**YOUR OBJECTIVE**
All entries are to be reproduced exactly; the pictures are to be omitted.

[Opening INFORMATION section]

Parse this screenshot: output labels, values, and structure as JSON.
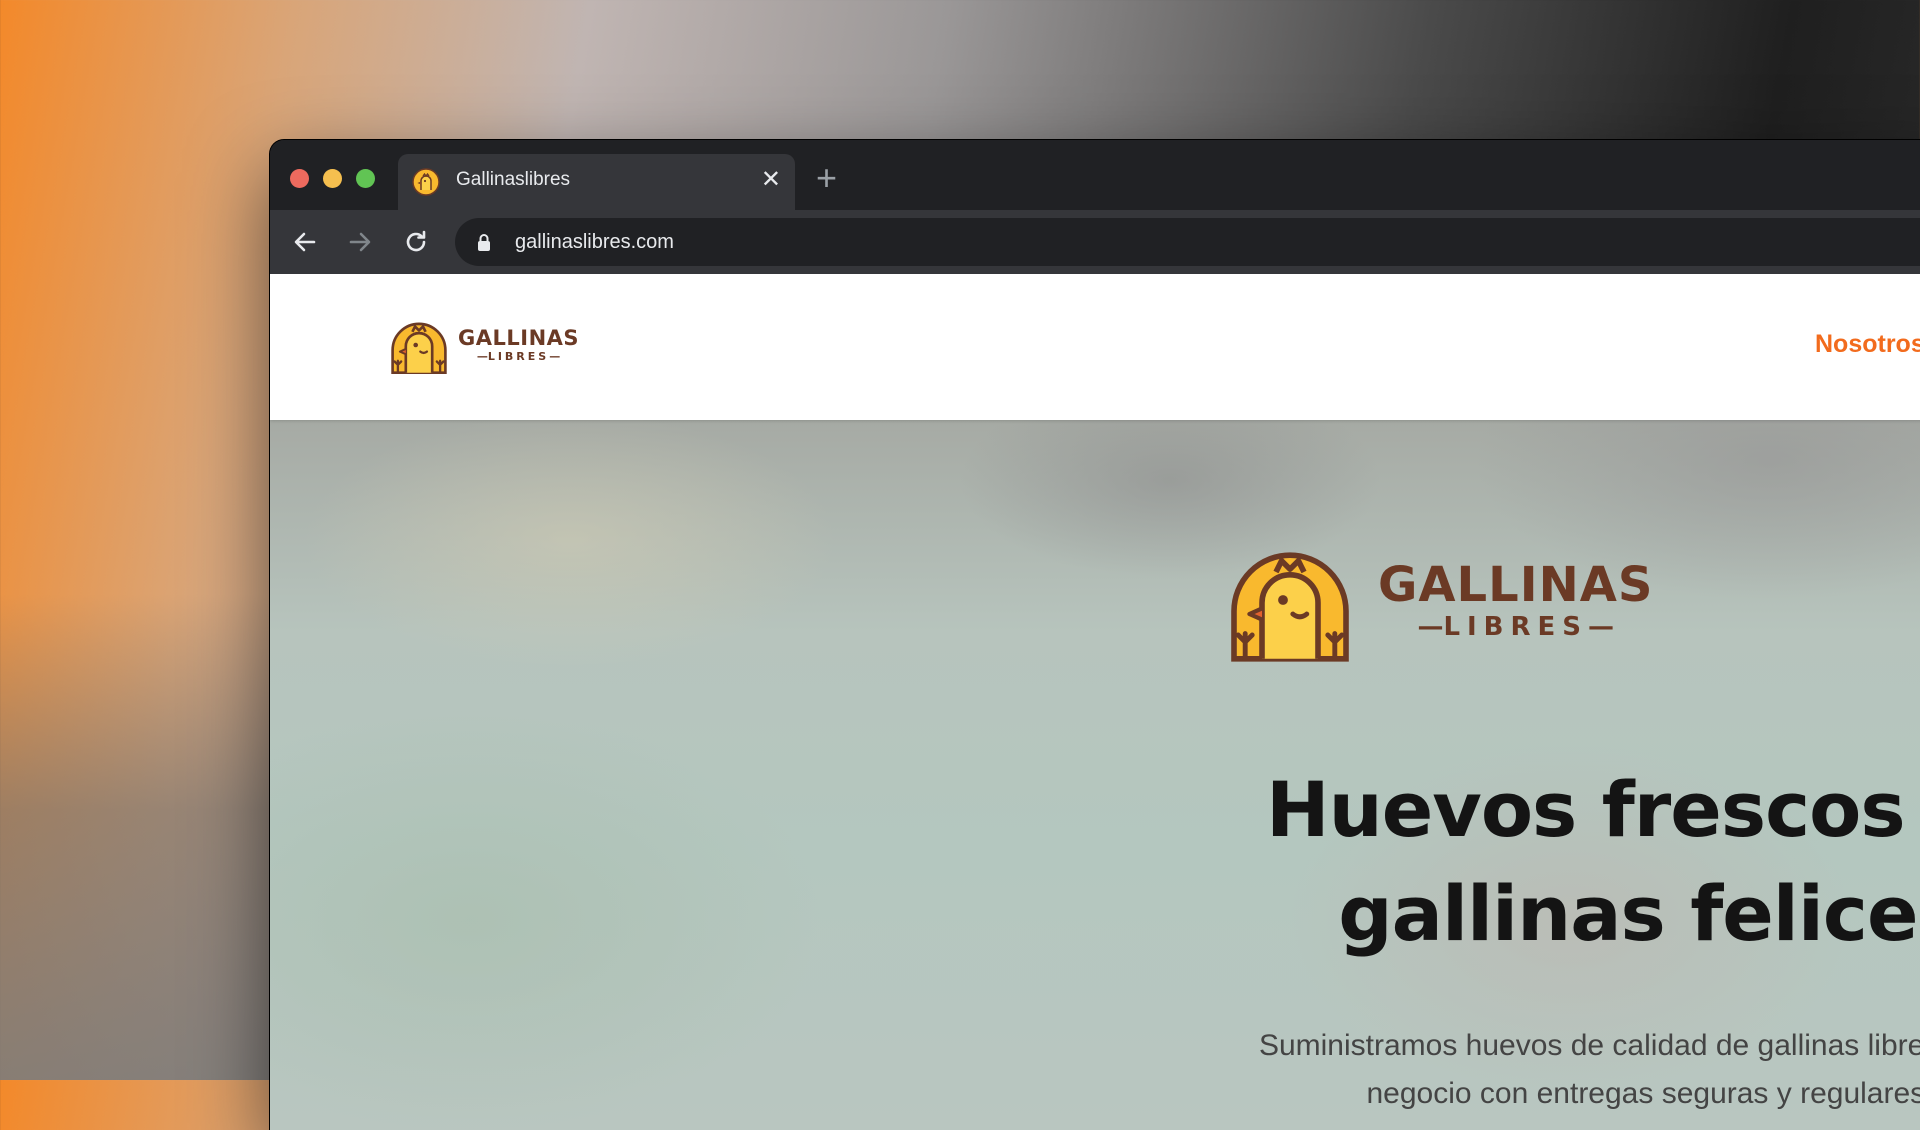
{
  "browser": {
    "tab": {
      "title": "Gallinaslibres",
      "close_symbol": "✕",
      "favicon": "chicken-logo-icon"
    },
    "new_tab_symbol": "+",
    "url": "gallinaslibres.com",
    "icons": {
      "back": "arrow-left-icon",
      "forward": "arrow-right-icon",
      "reload": "reload-icon",
      "lock": "lock-icon"
    }
  },
  "site": {
    "logo": {
      "word": "GALLINAS",
      "sub": "LIBRES"
    },
    "nav": {
      "nosotros": "Nosotros"
    },
    "hero": {
      "title_line1": "Huevos frescos de",
      "title_line2": "gallinas felices",
      "subtitle_line1": "Suministramos huevos de calidad de gallinas libres para tu",
      "subtitle_line2": "negocio con entregas seguras y regulares."
    }
  },
  "colors": {
    "accent": "#f26b1d",
    "logo_yellow": "#f9b92e",
    "logo_brown": "#6b3a25",
    "browser_dark": "#202124",
    "browser_tab": "#35363a"
  }
}
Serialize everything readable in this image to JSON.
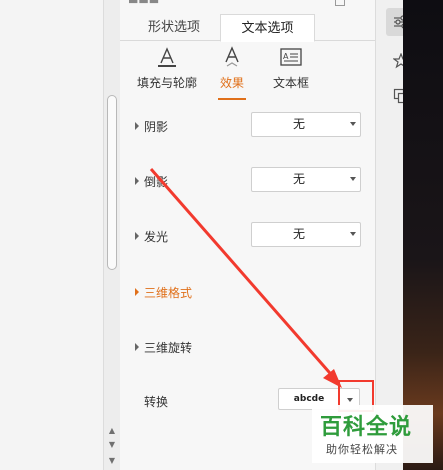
{
  "tabs": [
    {
      "label": "形状选项"
    },
    {
      "label": "文本选项"
    }
  ],
  "subtabs": [
    {
      "label": "填充与轮廓"
    },
    {
      "label": "效果"
    },
    {
      "label": "文本框"
    }
  ],
  "effects": {
    "shadow": {
      "label": "阴影",
      "value": "无"
    },
    "reflection": {
      "label": "倒影",
      "value": "无"
    },
    "glow": {
      "label": "发光",
      "value": "无"
    },
    "format3d": {
      "label": "三维格式"
    },
    "rotation3d": {
      "label": "三维旋转"
    },
    "transform": {
      "label": "转换",
      "value": "abcde"
    }
  },
  "watermark": {
    "title": "百科全说",
    "subtitle": "助你轻松解决"
  },
  "colors": {
    "accent": "#e0701a",
    "annotation_red": "#f23a2e",
    "brand_green": "#2f9c3c"
  }
}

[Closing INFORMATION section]

**RESULT**
Parse this screenshot: output labels, values, and structure as JSON.
{
  "browser": {
    "tab": {
      "title": "Gallinaslibres",
      "close_symbol": "✕",
      "favicon": "chicken-logo-icon"
    },
    "new_tab_symbol": "+",
    "url": "gallinaslibres.com",
    "icons": {
      "back": "arrow-left-icon",
      "forward": "arrow-right-icon",
      "reload": "reload-icon",
      "lock": "lock-icon"
    }
  },
  "site": {
    "logo": {
      "word": "GALLINAS",
      "sub": "LIBRES"
    },
    "nav": {
      "nosotros": "Nosotros"
    },
    "hero": {
      "title_line1": "Huevos frescos de",
      "title_line2": "gallinas felices",
      "subtitle_line1": "Suministramos huevos de calidad de gallinas libres para tu",
      "subtitle_line2": "negocio con entregas seguras y regulares."
    }
  },
  "colors": {
    "accent": "#f26b1d",
    "logo_yellow": "#f9b92e",
    "logo_brown": "#6b3a25",
    "browser_dark": "#202124",
    "browser_tab": "#35363a"
  }
}
Serialize everything readable in this image to JSON.
{
  "tabs": [
    {
      "label": "形状选项"
    },
    {
      "label": "文本选项"
    }
  ],
  "subtabs": [
    {
      "label": "填充与轮廓"
    },
    {
      "label": "效果"
    },
    {
      "label": "文本框"
    }
  ],
  "effects": {
    "shadow": {
      "label": "阴影",
      "value": "无"
    },
    "reflection": {
      "label": "倒影",
      "value": "无"
    },
    "glow": {
      "label": "发光",
      "value": "无"
    },
    "format3d": {
      "label": "三维格式"
    },
    "rotation3d": {
      "label": "三维旋转"
    },
    "transform": {
      "label": "转换",
      "value": "abcde"
    }
  },
  "watermark": {
    "title": "百科全说",
    "subtitle": "助你轻松解决"
  },
  "colors": {
    "accent": "#e0701a",
    "annotation_red": "#f23a2e",
    "brand_green": "#2f9c3c"
  }
}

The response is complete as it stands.